* _WHAT IS NEEDED_
Go through the entries below and say how many lines hold the word "icon". Nothing else is needed.

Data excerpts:
<<<<

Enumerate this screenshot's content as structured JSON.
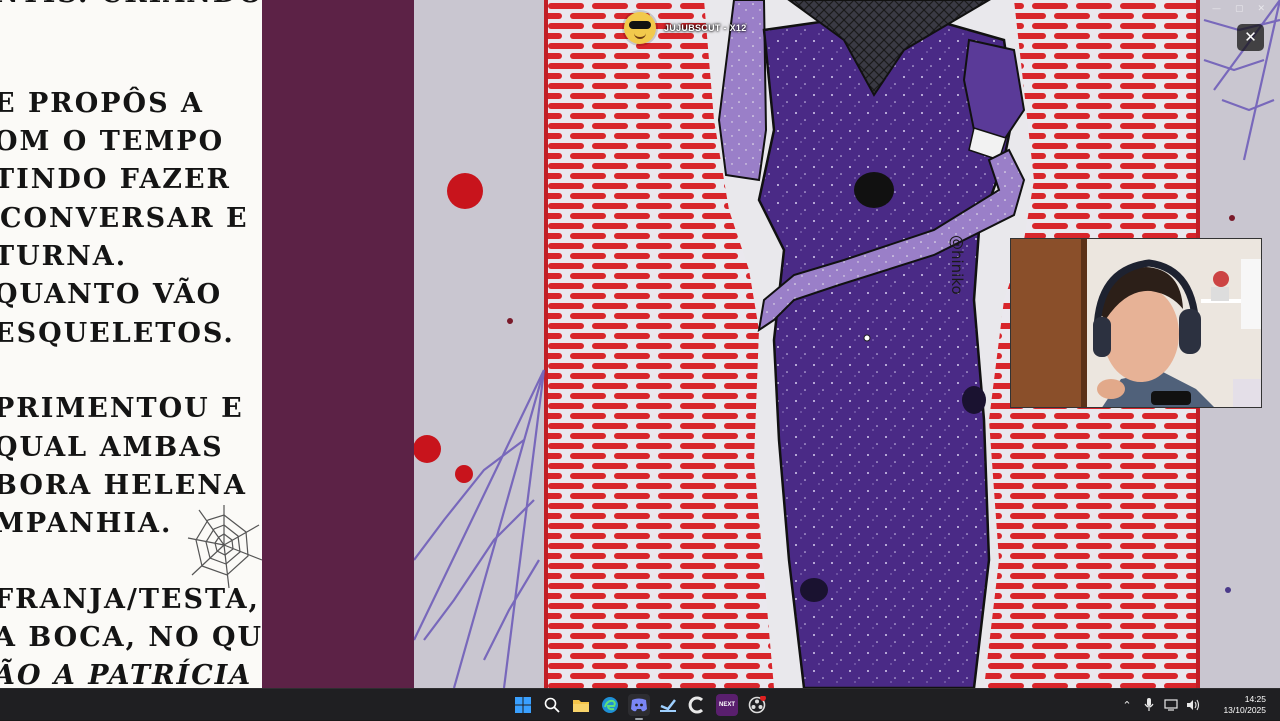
{
  "document": {
    "lines": [
      {
        "text": "NTIS. CRIANDO",
        "italic": false
      },
      {
        "text": "E PROPÔS A",
        "italic": false
      },
      {
        "text": "OM O TEMPO",
        "italic": false
      },
      {
        "text": "TINDO FAZER",
        "italic": false
      },
      {
        "text": "CONVERSAR E",
        "italic": false
      },
      {
        "text": "TURNA.",
        "italic": false
      },
      {
        "text": "QUANTO VÃO",
        "italic": false
      },
      {
        "text": "ESQUELETOS.",
        "italic": false
      },
      {
        "text": "PRIMENTOU E",
        "italic": false
      },
      {
        "text": "QUAL AMBAS",
        "italic": false
      },
      {
        "text": "BORA HELENA",
        "italic": false
      },
      {
        "text": "MPANHIA.",
        "italic": false
      },
      {
        "text": "FRANJA/TESTA,",
        "italic": false
      },
      {
        "text": "A BOCA, NO QUAL",
        "italic": false
      },
      {
        "text": "ÃO A PATRÍCIA",
        "italic": true
      }
    ]
  },
  "stream": {
    "title": "JUJUBSCUT - X12",
    "close_label": "✕",
    "watermark": "@hiniko"
  },
  "colors": {
    "doc_bg": "#fbfaf7",
    "band": "#5c2246",
    "brick": "#d8252b",
    "dress": "#4a2a86",
    "skin": "#9a7fc8",
    "taskbar": "#1f1f22"
  },
  "taskbar": {
    "apps": [
      {
        "name": "start-icon",
        "label": ""
      },
      {
        "name": "search-icon",
        "label": ""
      },
      {
        "name": "file-explorer-icon",
        "label": ""
      },
      {
        "name": "edge-icon",
        "label": ""
      },
      {
        "name": "discord-icon",
        "label": ""
      },
      {
        "name": "steam-icon",
        "label": ""
      },
      {
        "name": "ccleaner-icon",
        "label": ""
      },
      {
        "name": "next-icon",
        "label": "NEXT"
      },
      {
        "name": "obs-icon",
        "label": ""
      }
    ],
    "clock": {
      "time": "14:25",
      "date": "13/10/2025"
    }
  }
}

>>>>

* _YOUR RESPONSE_
9